=== Begin Enclosure ===
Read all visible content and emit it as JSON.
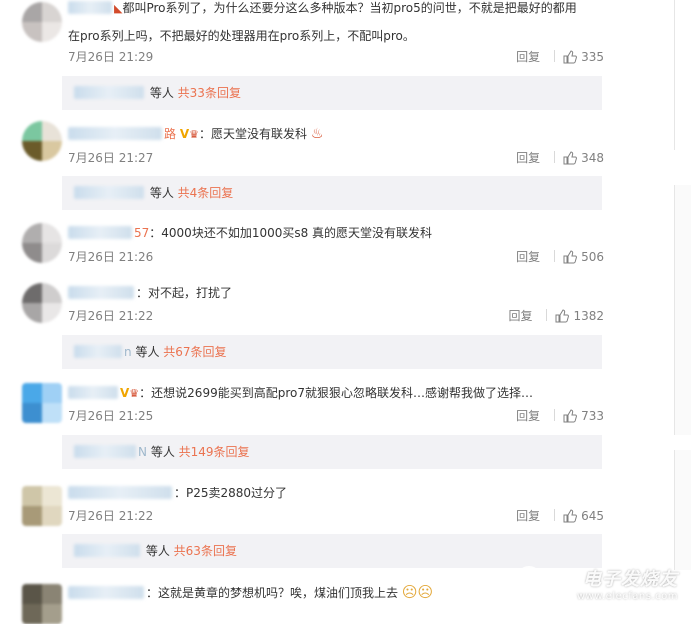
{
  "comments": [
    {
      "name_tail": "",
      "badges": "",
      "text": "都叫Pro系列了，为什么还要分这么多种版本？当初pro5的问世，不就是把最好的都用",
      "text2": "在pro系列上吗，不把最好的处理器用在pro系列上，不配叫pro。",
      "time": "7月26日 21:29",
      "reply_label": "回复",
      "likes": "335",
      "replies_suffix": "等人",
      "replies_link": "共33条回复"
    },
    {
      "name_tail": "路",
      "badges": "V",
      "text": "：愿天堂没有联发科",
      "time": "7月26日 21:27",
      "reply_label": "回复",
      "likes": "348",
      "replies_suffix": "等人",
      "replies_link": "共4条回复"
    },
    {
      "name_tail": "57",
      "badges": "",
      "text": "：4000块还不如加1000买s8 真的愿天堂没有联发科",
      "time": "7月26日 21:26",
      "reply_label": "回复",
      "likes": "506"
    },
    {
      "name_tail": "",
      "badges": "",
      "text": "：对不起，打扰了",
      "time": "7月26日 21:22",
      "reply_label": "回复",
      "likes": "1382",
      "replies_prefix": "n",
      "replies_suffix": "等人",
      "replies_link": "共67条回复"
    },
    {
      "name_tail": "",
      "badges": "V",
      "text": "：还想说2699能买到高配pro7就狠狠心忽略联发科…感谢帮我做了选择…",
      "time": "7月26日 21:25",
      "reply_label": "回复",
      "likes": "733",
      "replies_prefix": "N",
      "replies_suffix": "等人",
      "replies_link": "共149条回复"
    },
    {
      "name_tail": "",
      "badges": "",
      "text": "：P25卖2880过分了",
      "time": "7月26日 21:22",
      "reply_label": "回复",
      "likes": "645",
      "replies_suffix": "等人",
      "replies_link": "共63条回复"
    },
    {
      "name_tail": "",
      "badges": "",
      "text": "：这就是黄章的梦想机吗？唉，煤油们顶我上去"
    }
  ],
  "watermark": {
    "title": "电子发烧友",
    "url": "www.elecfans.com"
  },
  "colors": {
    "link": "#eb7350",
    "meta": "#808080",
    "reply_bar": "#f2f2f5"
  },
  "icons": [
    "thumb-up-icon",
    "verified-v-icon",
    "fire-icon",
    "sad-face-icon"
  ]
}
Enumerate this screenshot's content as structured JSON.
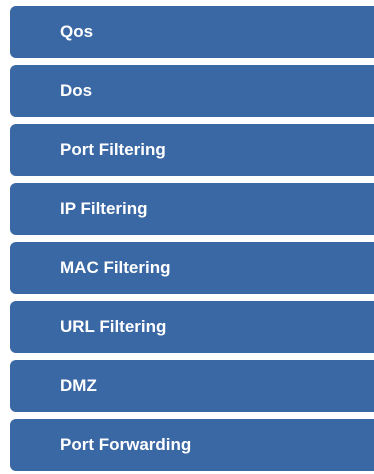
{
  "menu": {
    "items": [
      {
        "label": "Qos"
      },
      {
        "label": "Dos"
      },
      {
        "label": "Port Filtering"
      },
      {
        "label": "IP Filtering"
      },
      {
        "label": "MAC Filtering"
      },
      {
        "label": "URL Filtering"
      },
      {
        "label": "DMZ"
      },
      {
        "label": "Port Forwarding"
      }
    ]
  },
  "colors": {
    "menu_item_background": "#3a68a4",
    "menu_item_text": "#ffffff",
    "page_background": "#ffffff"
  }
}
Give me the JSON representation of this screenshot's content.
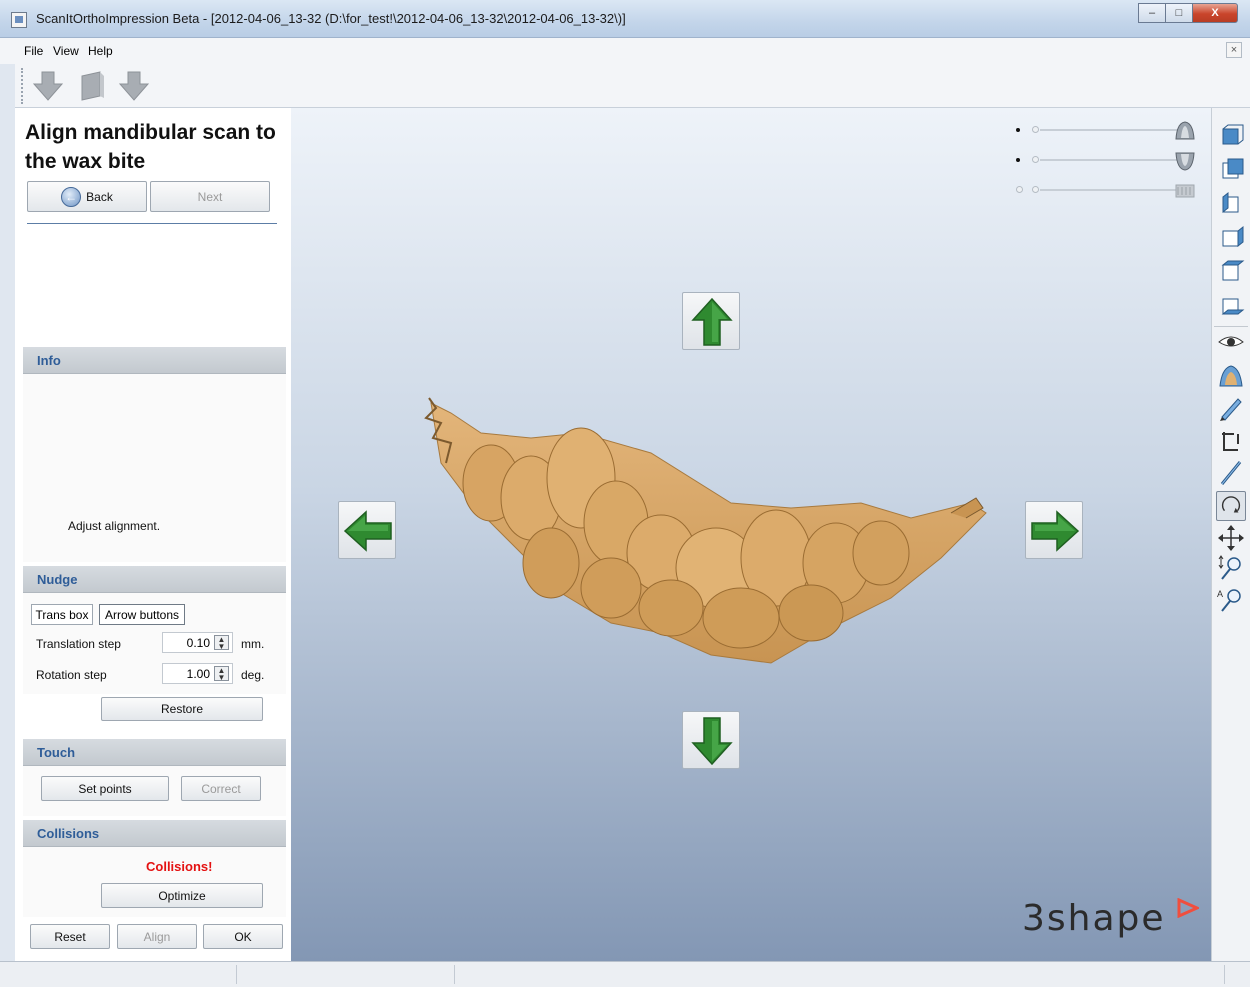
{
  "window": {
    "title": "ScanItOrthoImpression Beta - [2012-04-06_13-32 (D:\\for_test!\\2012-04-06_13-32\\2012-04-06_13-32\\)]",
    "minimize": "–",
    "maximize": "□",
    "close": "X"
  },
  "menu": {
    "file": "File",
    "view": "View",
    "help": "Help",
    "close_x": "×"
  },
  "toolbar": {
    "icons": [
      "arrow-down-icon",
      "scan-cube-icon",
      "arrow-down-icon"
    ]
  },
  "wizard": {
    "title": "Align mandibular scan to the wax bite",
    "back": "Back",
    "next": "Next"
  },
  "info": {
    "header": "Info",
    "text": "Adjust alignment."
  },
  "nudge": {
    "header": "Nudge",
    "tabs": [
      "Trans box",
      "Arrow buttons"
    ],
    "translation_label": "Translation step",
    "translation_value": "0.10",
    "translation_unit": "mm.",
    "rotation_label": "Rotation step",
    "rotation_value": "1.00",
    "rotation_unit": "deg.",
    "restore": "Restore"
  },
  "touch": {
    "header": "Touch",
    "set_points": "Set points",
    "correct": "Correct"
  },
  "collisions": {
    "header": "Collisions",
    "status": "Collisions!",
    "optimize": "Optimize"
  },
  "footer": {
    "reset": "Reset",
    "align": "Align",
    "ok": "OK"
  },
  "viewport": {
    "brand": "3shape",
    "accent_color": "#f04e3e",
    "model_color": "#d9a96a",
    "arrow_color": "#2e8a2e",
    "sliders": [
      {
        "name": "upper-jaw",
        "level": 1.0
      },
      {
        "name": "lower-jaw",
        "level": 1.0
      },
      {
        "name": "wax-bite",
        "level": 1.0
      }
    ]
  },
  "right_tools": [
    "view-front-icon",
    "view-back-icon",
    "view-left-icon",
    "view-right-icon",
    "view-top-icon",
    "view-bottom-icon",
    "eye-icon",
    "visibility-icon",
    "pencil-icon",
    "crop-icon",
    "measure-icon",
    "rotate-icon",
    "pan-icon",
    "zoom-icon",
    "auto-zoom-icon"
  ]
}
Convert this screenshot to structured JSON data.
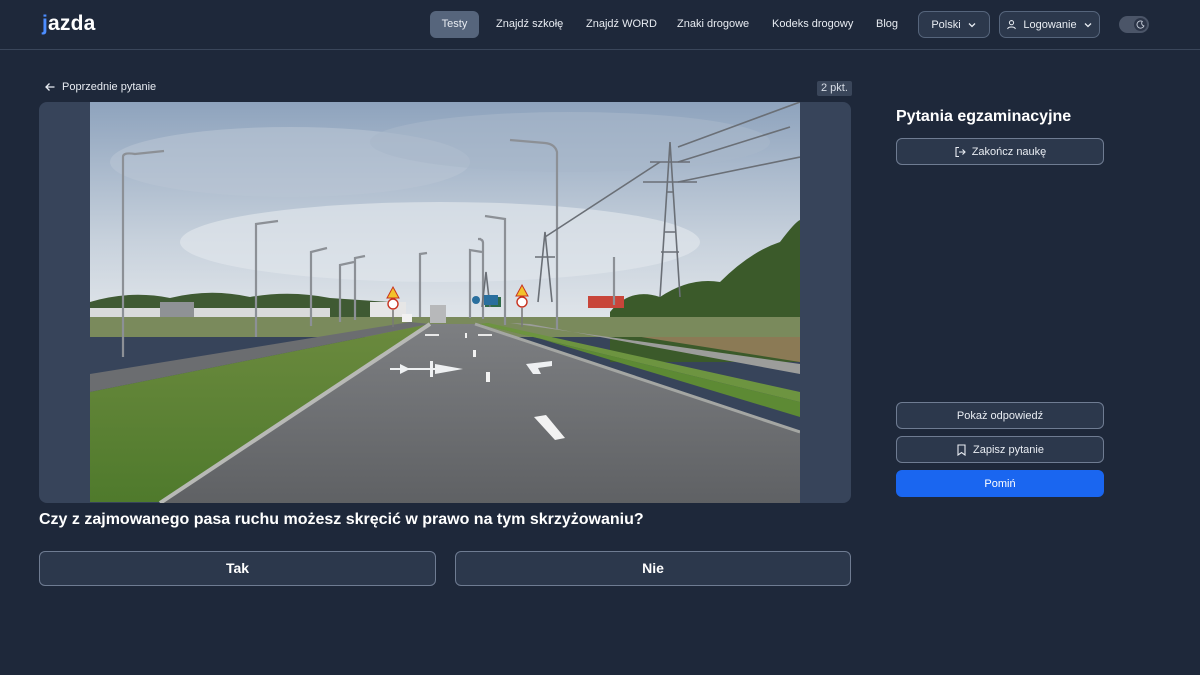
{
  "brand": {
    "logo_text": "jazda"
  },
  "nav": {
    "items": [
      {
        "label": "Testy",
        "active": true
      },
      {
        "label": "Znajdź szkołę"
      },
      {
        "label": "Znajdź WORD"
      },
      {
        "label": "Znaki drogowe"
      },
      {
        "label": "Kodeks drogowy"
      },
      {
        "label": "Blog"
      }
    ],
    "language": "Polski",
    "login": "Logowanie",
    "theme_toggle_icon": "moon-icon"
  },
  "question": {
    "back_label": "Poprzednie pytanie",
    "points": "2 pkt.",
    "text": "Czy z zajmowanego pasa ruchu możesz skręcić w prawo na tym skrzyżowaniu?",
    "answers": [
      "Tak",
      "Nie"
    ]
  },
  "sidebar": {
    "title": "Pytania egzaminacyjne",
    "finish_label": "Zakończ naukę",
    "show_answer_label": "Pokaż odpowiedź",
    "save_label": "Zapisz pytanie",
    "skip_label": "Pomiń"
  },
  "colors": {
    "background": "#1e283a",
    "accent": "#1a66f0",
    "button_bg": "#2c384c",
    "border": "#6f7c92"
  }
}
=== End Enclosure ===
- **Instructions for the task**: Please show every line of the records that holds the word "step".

- **Task solution**:
    "translation_label": "Translation step",
    "rotation_label": "Rotation step",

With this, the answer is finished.